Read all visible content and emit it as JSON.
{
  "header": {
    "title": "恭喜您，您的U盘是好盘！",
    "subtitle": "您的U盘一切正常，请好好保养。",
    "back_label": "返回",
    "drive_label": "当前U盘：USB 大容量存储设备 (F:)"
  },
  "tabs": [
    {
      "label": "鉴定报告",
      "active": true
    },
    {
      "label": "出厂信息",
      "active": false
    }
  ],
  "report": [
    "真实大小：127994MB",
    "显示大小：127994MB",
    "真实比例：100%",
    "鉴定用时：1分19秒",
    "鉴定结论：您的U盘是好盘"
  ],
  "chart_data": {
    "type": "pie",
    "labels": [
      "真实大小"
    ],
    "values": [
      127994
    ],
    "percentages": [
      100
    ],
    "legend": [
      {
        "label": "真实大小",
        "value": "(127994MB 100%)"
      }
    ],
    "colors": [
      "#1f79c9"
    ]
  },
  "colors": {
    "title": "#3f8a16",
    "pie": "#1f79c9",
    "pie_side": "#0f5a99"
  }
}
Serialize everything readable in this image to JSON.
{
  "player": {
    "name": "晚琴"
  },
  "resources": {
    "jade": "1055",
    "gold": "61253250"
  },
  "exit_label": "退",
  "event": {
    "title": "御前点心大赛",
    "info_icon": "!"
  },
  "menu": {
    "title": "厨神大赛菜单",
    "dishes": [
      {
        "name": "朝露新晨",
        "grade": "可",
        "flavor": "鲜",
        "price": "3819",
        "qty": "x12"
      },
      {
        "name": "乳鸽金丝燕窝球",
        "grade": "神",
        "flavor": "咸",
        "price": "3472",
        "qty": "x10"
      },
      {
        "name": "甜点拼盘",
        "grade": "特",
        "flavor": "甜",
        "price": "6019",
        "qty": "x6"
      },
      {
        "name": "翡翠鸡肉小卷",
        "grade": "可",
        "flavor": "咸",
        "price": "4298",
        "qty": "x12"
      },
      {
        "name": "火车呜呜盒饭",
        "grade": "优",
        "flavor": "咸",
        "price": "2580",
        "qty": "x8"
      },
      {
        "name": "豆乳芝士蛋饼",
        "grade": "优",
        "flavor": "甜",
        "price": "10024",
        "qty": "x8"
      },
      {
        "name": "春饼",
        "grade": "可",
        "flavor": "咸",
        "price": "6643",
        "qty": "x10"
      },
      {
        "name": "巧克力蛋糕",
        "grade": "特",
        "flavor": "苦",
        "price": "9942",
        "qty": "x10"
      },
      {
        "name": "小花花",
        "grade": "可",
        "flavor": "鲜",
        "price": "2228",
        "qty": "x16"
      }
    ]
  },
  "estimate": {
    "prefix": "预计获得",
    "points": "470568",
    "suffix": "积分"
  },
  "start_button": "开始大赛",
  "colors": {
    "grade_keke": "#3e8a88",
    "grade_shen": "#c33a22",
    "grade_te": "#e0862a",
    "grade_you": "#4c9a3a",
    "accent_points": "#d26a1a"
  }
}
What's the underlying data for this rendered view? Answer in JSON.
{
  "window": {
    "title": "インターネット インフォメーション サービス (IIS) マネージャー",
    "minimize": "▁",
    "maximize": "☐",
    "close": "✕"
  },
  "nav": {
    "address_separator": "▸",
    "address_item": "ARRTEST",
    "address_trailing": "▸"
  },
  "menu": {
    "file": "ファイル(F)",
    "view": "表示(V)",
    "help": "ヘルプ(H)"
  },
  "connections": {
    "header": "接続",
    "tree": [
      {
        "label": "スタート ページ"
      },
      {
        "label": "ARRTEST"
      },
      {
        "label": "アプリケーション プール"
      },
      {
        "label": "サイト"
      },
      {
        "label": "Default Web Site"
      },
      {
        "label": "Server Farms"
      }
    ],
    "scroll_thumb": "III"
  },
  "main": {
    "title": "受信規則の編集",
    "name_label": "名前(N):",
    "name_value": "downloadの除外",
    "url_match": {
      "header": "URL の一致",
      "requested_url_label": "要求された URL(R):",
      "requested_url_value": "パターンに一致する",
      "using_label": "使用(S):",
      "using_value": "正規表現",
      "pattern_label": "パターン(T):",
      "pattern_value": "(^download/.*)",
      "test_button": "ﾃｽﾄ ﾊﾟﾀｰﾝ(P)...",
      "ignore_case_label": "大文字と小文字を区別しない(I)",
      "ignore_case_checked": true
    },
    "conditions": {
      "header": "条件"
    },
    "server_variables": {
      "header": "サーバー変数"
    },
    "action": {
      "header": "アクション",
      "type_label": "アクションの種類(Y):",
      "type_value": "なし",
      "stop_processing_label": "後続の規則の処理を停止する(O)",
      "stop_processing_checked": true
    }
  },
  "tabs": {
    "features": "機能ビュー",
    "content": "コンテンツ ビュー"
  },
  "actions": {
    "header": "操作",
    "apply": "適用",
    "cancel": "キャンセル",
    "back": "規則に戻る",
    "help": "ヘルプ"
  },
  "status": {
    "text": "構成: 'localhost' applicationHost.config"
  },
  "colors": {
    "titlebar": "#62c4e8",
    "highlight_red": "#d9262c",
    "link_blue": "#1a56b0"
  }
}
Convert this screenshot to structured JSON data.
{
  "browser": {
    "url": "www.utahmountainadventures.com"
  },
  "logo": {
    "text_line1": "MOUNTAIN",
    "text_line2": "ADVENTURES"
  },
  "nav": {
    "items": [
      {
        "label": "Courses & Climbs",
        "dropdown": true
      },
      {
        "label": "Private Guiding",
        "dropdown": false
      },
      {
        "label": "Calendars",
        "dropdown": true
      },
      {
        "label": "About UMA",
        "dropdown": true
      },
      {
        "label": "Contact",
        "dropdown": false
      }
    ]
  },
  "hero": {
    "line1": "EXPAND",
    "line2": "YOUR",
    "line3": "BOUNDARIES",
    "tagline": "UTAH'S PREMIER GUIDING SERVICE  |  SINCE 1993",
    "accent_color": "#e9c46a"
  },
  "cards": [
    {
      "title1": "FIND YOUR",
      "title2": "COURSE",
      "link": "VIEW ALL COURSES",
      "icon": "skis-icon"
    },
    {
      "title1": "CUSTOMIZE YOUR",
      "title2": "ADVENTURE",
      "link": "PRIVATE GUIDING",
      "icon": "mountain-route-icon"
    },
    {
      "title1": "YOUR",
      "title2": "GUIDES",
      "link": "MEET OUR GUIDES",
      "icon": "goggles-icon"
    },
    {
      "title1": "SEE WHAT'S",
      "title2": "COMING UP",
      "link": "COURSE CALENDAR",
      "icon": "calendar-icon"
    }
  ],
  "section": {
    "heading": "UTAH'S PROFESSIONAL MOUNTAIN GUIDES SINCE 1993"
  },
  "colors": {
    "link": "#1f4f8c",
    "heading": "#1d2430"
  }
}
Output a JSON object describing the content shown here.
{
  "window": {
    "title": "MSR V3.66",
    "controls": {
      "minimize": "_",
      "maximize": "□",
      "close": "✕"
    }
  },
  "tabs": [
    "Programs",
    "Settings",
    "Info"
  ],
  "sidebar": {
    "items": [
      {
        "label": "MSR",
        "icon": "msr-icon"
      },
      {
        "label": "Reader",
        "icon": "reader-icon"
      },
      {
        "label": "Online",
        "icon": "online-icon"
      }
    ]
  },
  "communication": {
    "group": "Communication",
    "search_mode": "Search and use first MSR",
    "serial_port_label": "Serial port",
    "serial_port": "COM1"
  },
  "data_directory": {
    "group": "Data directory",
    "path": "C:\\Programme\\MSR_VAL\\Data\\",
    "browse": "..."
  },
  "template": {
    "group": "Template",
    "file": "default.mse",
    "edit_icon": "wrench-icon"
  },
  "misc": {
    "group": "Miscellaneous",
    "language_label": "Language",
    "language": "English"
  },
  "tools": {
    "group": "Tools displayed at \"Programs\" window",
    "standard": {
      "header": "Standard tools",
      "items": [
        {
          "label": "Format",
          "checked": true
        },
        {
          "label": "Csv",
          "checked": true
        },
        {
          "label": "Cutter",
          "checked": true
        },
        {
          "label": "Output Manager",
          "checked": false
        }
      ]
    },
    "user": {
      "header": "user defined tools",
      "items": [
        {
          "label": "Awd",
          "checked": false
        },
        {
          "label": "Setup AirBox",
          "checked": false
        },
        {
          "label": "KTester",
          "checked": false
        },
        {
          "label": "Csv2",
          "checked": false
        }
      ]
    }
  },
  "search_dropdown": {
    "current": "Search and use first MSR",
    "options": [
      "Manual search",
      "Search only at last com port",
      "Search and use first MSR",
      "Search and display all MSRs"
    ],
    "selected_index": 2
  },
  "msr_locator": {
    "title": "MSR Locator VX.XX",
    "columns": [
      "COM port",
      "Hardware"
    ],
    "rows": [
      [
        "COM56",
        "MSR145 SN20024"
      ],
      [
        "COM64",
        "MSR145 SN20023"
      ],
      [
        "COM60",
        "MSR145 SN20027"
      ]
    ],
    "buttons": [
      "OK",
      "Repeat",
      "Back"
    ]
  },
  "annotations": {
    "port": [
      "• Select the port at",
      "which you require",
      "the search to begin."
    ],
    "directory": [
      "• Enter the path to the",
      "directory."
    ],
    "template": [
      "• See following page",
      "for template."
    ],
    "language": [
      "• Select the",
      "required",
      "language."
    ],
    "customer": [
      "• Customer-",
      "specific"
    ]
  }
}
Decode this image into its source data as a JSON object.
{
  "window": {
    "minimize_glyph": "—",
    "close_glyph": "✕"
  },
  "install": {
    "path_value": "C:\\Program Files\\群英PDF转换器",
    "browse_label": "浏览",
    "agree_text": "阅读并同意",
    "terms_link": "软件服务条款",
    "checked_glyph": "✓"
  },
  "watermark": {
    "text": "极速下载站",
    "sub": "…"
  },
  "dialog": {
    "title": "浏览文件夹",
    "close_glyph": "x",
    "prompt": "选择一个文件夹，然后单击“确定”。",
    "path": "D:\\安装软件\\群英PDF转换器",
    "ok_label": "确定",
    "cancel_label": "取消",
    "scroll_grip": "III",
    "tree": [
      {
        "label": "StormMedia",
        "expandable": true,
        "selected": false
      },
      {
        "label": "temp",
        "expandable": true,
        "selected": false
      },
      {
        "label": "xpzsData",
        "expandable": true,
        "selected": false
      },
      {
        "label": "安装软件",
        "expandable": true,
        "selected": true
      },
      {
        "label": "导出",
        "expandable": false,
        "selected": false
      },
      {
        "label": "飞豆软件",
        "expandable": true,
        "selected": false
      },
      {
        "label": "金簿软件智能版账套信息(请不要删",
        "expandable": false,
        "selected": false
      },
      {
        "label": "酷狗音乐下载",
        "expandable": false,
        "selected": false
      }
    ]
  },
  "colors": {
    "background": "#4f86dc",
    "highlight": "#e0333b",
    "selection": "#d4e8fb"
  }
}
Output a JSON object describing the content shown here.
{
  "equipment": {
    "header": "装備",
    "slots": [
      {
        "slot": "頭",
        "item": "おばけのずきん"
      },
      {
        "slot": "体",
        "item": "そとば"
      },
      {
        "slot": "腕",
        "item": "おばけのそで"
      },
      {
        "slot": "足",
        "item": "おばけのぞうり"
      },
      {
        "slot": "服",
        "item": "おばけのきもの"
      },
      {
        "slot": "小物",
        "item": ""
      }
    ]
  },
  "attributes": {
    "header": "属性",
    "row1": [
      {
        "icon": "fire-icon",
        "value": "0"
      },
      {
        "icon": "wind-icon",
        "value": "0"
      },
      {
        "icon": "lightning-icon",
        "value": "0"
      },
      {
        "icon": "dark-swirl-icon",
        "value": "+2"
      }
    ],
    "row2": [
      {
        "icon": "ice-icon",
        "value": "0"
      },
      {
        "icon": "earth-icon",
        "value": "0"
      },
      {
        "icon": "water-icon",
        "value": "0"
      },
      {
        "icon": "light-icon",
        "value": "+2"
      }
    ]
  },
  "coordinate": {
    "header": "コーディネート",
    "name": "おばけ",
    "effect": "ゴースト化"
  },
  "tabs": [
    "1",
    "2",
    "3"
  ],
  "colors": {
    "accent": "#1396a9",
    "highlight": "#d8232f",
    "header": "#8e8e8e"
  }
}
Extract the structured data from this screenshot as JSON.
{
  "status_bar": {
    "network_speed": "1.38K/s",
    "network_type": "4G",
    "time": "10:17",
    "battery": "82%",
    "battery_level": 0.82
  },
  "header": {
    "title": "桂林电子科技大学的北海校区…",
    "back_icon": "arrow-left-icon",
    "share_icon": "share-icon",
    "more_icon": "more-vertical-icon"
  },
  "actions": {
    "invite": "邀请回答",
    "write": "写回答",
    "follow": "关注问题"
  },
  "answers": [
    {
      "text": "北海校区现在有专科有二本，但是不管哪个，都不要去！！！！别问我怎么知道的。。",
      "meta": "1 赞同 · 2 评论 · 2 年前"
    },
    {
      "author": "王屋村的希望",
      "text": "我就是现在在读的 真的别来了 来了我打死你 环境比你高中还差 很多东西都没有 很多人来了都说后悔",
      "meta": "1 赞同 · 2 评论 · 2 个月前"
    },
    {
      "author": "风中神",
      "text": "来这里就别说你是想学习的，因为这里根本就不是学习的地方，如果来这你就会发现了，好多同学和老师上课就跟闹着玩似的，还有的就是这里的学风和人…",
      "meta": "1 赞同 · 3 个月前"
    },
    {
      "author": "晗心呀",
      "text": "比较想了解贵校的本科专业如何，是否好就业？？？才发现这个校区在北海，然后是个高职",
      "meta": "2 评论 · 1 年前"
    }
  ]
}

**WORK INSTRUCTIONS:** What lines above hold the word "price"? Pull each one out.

**SOLUTION TO THIS EXERCISE:**
        "price": "3819",
        "price": "3472",
        "price": "6019",
        "price": "4298",
        "price": "2580",
        "price": "10024",
        "price": "6643",
        "price": "9942",
        "price": "2228",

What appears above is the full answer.